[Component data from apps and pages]

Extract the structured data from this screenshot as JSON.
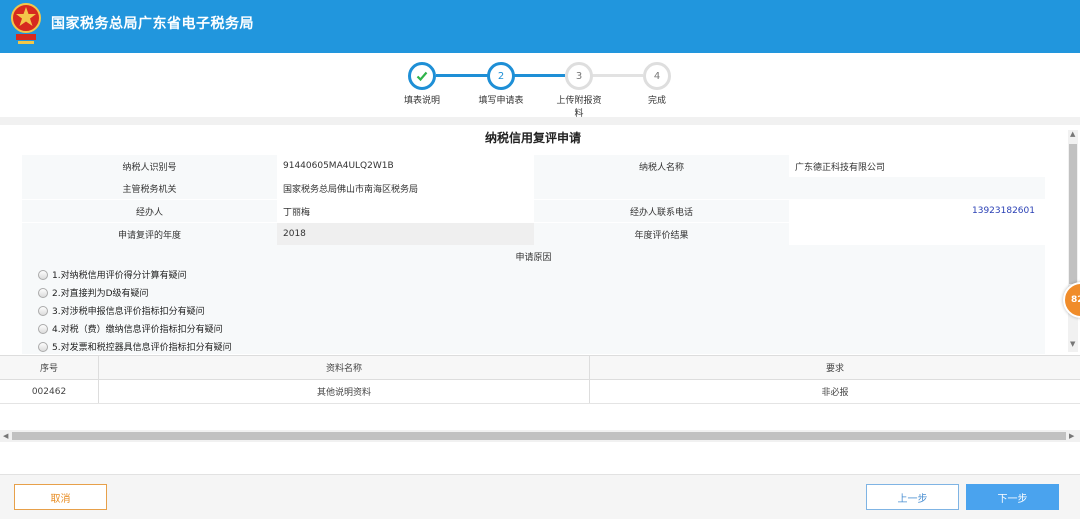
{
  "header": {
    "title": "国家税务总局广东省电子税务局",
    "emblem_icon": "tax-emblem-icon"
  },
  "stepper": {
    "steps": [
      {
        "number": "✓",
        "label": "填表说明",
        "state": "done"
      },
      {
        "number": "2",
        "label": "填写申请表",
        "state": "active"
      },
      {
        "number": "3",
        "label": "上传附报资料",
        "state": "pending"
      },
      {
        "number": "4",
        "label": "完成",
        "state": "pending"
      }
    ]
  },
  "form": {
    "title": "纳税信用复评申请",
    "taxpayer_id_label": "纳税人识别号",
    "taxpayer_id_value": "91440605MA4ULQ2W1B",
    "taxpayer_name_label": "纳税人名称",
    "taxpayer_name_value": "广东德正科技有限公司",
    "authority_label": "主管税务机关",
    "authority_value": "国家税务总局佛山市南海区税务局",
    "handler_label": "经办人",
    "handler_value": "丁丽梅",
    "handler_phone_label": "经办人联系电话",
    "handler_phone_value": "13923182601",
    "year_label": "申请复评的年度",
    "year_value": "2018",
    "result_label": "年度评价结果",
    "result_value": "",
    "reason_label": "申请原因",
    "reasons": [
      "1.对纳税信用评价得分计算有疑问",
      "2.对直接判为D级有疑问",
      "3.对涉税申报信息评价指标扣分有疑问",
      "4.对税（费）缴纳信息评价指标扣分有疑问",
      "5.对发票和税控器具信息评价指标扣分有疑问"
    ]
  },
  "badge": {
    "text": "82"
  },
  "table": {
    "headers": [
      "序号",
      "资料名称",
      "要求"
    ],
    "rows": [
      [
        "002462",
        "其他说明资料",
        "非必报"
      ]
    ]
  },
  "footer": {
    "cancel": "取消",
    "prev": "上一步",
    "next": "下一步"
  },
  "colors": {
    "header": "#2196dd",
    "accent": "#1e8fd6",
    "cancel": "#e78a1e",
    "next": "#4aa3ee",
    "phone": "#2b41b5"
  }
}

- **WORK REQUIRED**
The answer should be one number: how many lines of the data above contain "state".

- **YOUR SOLUTION**
4